When news came that the adorable kitten that hung around our office might be picked up by the city for extermination, I kidnapped him. In February 2008, I borrowed a carrier from a friend, picked him up and popped him in it. The poor thing had no idea what was going on. He was had no idea his new name was Rory. We immediately headed to my prearranged appointment at the vet to ensure that he was not seriously ill, and to get him started with much-needed vaccinations. This kidnapping might seem like an extreme measure to gain a pet. But, in truth, there are thousands of other street cats and dogs that need proper care in the UAE. Rather than spend thousands of dirhams purchasing an animal from a pet store, why not shell out a fraction of that and help out the country's veterinary clinics and shelters? The veterinarian I took "my" cat to checked him for feline AIDS, which is very common here in street cats. It cannot be transmitted to people, so I would be safe, but it might have meant higher medical bills in the future, and the cat's eventual demise. I noticed I was holding my breath as the vet announced the results of the test. He was safe. In fact, he was amazingly healthy for an animal that had spent most of his life scrounging in garbage cans for food. Getting him in tip top health cost over Dh2,000. The consultation was Dh169, the first round of shots was Dh415, and a microchip, necessary to export the cat to some countries, was Dh162. Over the next year I would pay Dh830 for the rest of his shots and Dh519 to have him neutered. In addition, I had to buy a litter tray, food and water dishes and a scratching post. While you could easily get away with paying less than Dh100 for all of this, I spent much more than that. How much more I won't divulge, but suffice to say that I drove all the way to Dubai to get a custom-made, 6-foot-tall scratching post that set me back Dh800. The cat and I were very happy together, and I had no plans to adopt another one. About four months later I met with a veterinarian to write a story about Feline Friends, a charity that helps find homes for stray cats, and fell in love with a cat at the clinic. She had green eyes and a bad attitude. When she was let out of the cage she tore around the office, exhibiting a high level of energy. I was sure this specimen would get along perfectly with my first adoptee. After filling out the paperwork, I took Jane, my new cat, home for a donation of Dh450. She was already spayed, and had been tagged through the ear. With one round of shots left to go, her medical bills totalled Dh865 - much less than the costs for the first cat. Because I already had all the accoutrements I needed, I didn't need to buy anything else. I expected the new "siblings" to hate each other at first, and they did. After about a week, however, they settled into a weary truce, and a week later they began to play properly.
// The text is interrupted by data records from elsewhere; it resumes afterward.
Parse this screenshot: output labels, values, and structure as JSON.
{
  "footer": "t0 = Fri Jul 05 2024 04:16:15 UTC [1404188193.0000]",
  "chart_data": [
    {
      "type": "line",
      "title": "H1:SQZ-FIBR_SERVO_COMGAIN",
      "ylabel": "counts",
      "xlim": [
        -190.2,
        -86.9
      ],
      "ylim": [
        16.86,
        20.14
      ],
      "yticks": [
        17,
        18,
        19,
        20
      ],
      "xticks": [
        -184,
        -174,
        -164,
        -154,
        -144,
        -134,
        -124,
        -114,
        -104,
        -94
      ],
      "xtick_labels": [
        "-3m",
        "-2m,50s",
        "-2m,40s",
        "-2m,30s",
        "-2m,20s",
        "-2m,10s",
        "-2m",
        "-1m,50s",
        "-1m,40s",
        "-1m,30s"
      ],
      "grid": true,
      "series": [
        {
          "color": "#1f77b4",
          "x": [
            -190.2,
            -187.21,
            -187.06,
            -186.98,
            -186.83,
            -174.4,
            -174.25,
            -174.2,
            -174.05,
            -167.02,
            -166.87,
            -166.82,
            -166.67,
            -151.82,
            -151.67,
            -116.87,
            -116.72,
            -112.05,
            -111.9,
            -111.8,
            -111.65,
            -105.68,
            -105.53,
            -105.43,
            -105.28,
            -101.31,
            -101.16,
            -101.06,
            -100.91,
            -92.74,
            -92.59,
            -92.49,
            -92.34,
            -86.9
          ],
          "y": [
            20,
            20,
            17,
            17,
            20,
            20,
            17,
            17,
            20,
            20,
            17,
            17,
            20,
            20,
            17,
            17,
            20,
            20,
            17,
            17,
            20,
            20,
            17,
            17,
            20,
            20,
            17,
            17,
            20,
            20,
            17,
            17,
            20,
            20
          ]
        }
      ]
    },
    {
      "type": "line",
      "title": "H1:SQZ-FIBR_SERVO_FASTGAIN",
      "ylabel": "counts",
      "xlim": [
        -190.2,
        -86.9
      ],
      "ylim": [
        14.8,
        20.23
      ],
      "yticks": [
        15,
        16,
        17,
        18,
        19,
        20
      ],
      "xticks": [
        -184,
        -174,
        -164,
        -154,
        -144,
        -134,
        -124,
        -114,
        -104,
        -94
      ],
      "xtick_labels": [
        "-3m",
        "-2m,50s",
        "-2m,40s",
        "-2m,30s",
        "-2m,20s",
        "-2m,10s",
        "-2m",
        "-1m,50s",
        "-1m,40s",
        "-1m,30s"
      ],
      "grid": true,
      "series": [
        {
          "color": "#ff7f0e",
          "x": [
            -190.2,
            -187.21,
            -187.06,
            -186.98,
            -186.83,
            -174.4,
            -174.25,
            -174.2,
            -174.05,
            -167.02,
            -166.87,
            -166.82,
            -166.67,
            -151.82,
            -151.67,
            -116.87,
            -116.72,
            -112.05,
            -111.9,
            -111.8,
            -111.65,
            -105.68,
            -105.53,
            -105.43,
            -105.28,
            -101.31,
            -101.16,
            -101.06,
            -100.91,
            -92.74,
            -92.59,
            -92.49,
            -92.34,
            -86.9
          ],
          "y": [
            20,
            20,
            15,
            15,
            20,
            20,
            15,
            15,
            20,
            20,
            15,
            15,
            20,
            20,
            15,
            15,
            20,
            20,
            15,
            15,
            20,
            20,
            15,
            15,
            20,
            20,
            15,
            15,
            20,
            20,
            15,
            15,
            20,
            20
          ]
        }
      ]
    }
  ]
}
Although the second cat from Feline Friends was much cheaper, saving the first from certain death was rewarding in other ways. (For more information about adoption, log onto Feline Friends at felinefriendsuae.com, or call 050 582 2916.) email@example.com
Kidnapping: cheaper than the average pet store
When news came that the adorable kitten that hung around our office might be picked up by the city for extermination, I kidnapped him.